It has been 10 months since Igor last visited his home in the eastern no man’s land of war-shattered Ukraine.
The seaside fishing town of Shyrokyne remains studded with landmines, a deadly legacy of the 19-month pro-Russian revolt in the EU’s backyard.
Both Ukrainian forces and separatist rebels have refused to take on the task of fully clearing the war zone of one of the most unpredictable and devastating hazards to residents’ lives.
“People want to return home to recover their belongings. My friend made it to his house but then hit a tripwire. His leg was blown off,” said Igor, a 56-year-old blue collar worker.
“The Ukrainian forces refuse to let us back in. They say the town is all mined,” he said, declining to give his last name because of security concerns.

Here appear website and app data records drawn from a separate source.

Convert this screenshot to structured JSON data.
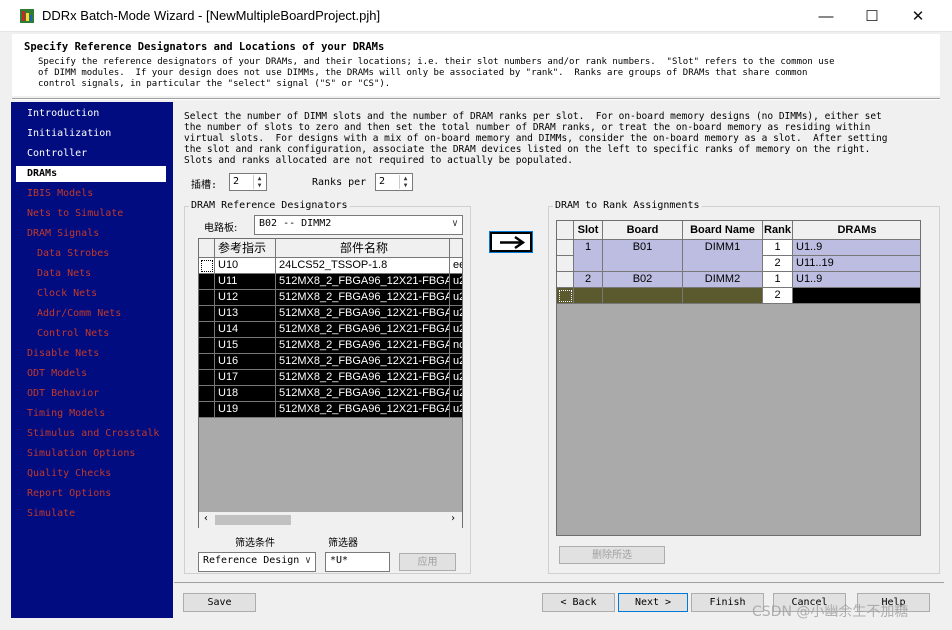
{
  "window": {
    "title": "DDRx Batch-Mode Wizard - [NewMultipleBoardProject.pjh]",
    "minimize": "—",
    "maximize": "☐",
    "close": "✕"
  },
  "header": {
    "title": "Specify Reference Designators and Locations of your DRAMs",
    "description": "Specify the reference designators of your DRAMs, and their locations; i.e. their slot numbers and/or rank numbers.  \"Slot\" refers to the common use\nof DIMM modules.  If your design does not use DIMMs, the DRAMs will only be associated by \"rank\".  Ranks are groups of DRAMs that share common\ncontrol signals, in particular the \"select\" signal (\"S\" or \"CS\")."
  },
  "nav": {
    "items": [
      {
        "label": "Introduction",
        "state": "done"
      },
      {
        "label": "Initialization",
        "state": "done"
      },
      {
        "label": "Controller",
        "state": "done"
      },
      {
        "label": "DRAMs",
        "state": "selected"
      },
      {
        "label": "IBIS Models",
        "state": "pending"
      },
      {
        "label": "Nets to Simulate",
        "state": "pending"
      },
      {
        "label": "DRAM Signals",
        "state": "pending"
      },
      {
        "label": "Data Strobes",
        "state": "pending"
      },
      {
        "label": "Data Nets",
        "state": "pending"
      },
      {
        "label": "Clock Nets",
        "state": "pending"
      },
      {
        "label": "Addr/Comm Nets",
        "state": "pending"
      },
      {
        "label": "Control Nets",
        "state": "pending"
      },
      {
        "label": "Disable Nets",
        "state": "pending"
      },
      {
        "label": "ODT Models",
        "state": "pending"
      },
      {
        "label": "ODT Behavior",
        "state": "pending"
      },
      {
        "label": "Timing Models",
        "state": "pending"
      },
      {
        "label": "Stimulus and Crosstalk",
        "state": "pending"
      },
      {
        "label": "Simulation Options",
        "state": "pending"
      },
      {
        "label": "Quality Checks",
        "state": "pending"
      },
      {
        "label": "Report Options",
        "state": "pending"
      },
      {
        "label": "Simulate",
        "state": "pending"
      }
    ]
  },
  "instructions": "Select the number of DIMM slots and the number of DRAM ranks per slot.  For on-board memory designs (no DIMMs), either set\nthe number of slots to zero and then set the total number of DRAM ranks, or treat the on-board memory as residing within\nvirtual slots.  For designs with a mix of on-board memory and DIMMs, consider the on-board memory as a slot.  After setting\nthe slot and rank configuration, associate the DRAM devices listed on the left to specific ranks of memory on the right.\nSlots and ranks allocated are not required to actually be populated.",
  "slots": {
    "label": "插槽:",
    "value": "2"
  },
  "ranks": {
    "label": "Ranks per",
    "value": "2"
  },
  "ref_group": {
    "title": "DRAM Reference Designators",
    "board_label": "电路板:",
    "board_value": "B02 -- DIMM2",
    "columns": [
      "参考指示",
      "部件名称",
      ""
    ],
    "rows": [
      {
        "ref": "U10",
        "part": "24LCS52_TSSOP-1.8",
        "extra": "ee"
      },
      {
        "ref": "U11",
        "part": "512MX8_2_FBGA96_12X21-FBGA9",
        "extra": "u2"
      },
      {
        "ref": "U12",
        "part": "512MX8_2_FBGA96_12X21-FBGA9",
        "extra": "u2"
      },
      {
        "ref": "U13",
        "part": "512MX8_2_FBGA96_12X21-FBGA9",
        "extra": "u2"
      },
      {
        "ref": "U14",
        "part": "512MX8_2_FBGA96_12X21-FBGA9",
        "extra": "u2"
      },
      {
        "ref": "U15",
        "part": "512MX8_2_FBGA96_12X21-FBGA9",
        "extra": "nc"
      },
      {
        "ref": "U16",
        "part": "512MX8_2_FBGA96_12X21-FBGA9",
        "extra": "u2"
      },
      {
        "ref": "U17",
        "part": "512MX8_2_FBGA96_12X21-FBGA9",
        "extra": "u2"
      },
      {
        "ref": "U18",
        "part": "512MX8_2_FBGA96_12X21-FBGA9",
        "extra": "u2"
      },
      {
        "ref": "U19",
        "part": "512MX8_2_FBGA96_12X21-FBGA9",
        "extra": "u2"
      }
    ],
    "filter_condition_label": "筛选条件",
    "filter_label": "筛选器",
    "filter_select": "Reference Design",
    "filter_value": "*U*",
    "apply": "应用"
  },
  "assign_arrow": "→",
  "rank_group": {
    "title": "DRAM to Rank Assignments",
    "columns": [
      "Slot",
      "Board",
      "Board Name",
      "Rank",
      "DRAMs"
    ],
    "rows": [
      {
        "slot": "1",
        "board": "B01",
        "board_name": "DIMM1",
        "rank": "1",
        "drams": "U1..9"
      },
      {
        "slot": "",
        "board": "",
        "board_name": "",
        "rank": "2",
        "drams": "U11..19"
      },
      {
        "slot": "2",
        "board": "B02",
        "board_name": "DIMM2",
        "rank": "1",
        "drams": "U1..9"
      },
      {
        "slot": "",
        "board": "",
        "board_name": "",
        "rank": "2",
        "drams": ""
      }
    ],
    "delete_selected": "删除所选"
  },
  "buttons": {
    "save": "Save",
    "back": "< Back",
    "next": "Next >",
    "finish": "Finish",
    "cancel": "Cancel",
    "help": "Help"
  },
  "watermark": "CSDN @小幽余生不加糖",
  "colors": {
    "nav_bg": "#000c80",
    "nav_pending": "#c0392b",
    "grid_selected": "#000000",
    "rank_slot_fill": "#bcbde0",
    "rank_cur_fill": "#5a5a2e"
  }
}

The now-deserted town lies just 20 kilometres (12 miles) east of the flashpoint industrial port of Mariupol — a government-held target of repeated insurgent attacks.